Percussive therapy can be used to warm up muscles or to loosen tight muscles in order to help with pain management. Here is an overview of how it works and ways to incorporate percussive therapy into rehabilitation:
Percussive therapy is a type of soft tissue treatment that incorporates a power tool – similar to a drill – to massage muscles using a repetitive vibration and pulsing movements.
It can help with:
- managing chronic pain
- improving joint range of motion
- breaking down scar tissue and adhesions
- increasing blood flow
- improving circulation
- breaking up tension
- reducing inflammation
- pre- and post-exercise warm-ups and cool-downs
The most popular device used for percussive therapy is called a Theragun. It was invented by Dr Jason Wersland, who suffered a motorcycle accident and developed the device to help aide his recovery from his injuries.
Photo credit: Theragun
The device comes with different attachments that massage soft tissue to loosen up muscles and ease tight spots.

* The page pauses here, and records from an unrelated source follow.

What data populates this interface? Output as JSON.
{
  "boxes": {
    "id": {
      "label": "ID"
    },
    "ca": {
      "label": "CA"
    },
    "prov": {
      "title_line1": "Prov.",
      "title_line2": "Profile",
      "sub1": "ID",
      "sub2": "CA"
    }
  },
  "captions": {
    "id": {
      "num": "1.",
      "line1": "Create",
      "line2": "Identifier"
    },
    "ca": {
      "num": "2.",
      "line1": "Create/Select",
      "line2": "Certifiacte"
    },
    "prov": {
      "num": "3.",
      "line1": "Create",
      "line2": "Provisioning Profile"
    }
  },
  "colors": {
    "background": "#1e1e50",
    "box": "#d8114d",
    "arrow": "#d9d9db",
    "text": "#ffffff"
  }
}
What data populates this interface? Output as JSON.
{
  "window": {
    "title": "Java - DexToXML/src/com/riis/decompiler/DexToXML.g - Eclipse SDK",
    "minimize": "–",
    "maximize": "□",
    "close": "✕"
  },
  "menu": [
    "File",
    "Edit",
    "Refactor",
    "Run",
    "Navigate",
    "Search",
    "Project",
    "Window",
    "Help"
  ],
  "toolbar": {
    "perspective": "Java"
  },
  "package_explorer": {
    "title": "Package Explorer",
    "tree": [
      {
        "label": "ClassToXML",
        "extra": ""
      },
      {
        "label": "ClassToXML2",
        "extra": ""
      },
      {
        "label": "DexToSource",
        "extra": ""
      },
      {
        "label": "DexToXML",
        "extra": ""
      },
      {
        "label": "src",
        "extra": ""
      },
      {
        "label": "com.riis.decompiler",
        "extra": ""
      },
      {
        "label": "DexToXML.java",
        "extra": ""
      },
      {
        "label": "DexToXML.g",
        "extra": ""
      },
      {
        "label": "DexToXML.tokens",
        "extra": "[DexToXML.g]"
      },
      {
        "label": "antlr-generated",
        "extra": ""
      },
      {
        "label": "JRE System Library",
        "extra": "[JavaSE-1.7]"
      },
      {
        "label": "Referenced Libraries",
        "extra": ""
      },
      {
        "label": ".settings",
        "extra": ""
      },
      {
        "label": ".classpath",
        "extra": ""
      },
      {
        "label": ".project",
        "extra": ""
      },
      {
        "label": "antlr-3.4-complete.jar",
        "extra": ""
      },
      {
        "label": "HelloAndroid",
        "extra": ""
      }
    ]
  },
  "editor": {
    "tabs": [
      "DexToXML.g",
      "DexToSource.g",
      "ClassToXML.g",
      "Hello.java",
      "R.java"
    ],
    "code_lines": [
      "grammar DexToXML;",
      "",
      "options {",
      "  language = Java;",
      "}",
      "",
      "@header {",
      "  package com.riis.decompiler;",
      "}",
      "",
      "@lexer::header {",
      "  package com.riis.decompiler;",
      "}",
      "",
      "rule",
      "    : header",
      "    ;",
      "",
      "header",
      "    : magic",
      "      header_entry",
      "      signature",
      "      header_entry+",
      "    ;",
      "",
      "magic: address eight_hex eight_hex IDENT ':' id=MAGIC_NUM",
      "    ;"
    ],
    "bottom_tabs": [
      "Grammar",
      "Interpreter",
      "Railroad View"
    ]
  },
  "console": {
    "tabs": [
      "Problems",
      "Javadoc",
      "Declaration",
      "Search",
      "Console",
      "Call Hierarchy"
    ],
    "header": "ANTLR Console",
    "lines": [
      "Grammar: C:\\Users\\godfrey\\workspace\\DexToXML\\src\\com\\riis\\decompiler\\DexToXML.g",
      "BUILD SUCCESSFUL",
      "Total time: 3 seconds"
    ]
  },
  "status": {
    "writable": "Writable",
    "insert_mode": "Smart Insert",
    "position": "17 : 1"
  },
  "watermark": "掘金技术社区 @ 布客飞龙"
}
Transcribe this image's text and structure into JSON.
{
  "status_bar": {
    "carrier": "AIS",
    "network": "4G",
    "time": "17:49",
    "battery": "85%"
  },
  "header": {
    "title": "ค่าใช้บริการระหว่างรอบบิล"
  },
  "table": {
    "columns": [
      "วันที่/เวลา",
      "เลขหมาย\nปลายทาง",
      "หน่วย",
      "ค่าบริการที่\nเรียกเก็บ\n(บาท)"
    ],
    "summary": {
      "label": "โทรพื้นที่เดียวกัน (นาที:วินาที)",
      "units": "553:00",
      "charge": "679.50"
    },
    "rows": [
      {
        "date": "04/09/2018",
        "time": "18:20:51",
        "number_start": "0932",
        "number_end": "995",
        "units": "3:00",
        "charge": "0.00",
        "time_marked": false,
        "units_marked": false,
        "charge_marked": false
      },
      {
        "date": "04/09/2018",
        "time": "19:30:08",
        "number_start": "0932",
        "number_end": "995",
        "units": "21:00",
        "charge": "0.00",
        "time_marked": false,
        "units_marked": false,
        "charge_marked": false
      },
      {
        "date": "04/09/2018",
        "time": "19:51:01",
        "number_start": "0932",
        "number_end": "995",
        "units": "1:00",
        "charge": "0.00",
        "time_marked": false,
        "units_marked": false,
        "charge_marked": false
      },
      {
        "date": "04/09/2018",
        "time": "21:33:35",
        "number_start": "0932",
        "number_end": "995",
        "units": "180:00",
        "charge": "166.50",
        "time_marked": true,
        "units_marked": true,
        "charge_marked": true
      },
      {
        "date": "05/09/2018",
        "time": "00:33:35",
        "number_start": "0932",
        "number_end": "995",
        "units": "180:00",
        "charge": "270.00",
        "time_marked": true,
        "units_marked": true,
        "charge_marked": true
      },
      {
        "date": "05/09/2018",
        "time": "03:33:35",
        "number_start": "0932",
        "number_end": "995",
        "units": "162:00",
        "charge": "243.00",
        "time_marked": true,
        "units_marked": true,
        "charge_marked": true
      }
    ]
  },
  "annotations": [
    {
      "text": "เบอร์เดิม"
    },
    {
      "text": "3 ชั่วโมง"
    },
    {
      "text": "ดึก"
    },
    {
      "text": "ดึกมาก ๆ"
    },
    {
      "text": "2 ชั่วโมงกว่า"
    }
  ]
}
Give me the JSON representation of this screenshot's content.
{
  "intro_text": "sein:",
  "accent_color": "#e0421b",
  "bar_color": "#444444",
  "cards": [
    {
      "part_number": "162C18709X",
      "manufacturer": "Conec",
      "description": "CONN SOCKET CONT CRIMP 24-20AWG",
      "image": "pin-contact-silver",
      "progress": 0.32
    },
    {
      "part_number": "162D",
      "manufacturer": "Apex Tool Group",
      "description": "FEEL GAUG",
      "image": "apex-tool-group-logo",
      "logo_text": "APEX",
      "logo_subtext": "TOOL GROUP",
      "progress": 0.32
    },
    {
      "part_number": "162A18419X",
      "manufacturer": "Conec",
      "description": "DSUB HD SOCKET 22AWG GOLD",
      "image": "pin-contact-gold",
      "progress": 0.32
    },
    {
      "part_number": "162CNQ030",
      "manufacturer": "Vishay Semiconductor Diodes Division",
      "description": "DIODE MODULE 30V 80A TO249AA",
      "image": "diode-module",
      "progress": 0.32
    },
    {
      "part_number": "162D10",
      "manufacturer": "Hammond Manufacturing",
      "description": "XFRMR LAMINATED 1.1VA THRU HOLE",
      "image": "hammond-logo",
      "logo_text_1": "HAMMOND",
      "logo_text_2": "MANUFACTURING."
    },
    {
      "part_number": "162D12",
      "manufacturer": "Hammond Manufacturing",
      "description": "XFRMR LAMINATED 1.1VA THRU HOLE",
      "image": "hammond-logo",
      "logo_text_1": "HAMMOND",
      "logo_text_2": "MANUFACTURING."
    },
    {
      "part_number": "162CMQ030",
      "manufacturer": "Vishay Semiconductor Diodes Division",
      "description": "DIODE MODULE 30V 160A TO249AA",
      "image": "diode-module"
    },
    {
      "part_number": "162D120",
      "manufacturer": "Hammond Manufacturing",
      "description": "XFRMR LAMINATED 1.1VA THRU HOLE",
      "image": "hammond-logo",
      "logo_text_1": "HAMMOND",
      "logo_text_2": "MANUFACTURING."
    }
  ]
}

It is simple to use and accessible for most areas of the body. It can be either held in place in a tight spot or swept across the part of the body being treated. Theragun can be used by the individual or (post-lockdown) by a physiotherapist or occupational therapist.
Percussive therapy is very safe and gentle and doesn’t cause inflammation, so is typically mostly pain-free. Because the device creates an effect similar to a deep tissue massage, it can occasionally be uncomfortable due to nerve endings being stimulated or muscles becoming hot from the vibrations. This is why it’s important to have clear communication and training from an OT or physiotherapist to ensure treatment is effective and the device is being used safely and correctly.
Theragun also comes with a fantastic mobile app that provides various protocols for using it for different body parts and functions.
Unite Professionals case managers work with physiotherapists and occupational therapists to advice on the most effective, holistic treatment plans for people who have suffered significant injuries. We incorporate percussive therapy into our recommendations when it is a reasonable method for helping to reduce pain and relieve muscle tightness.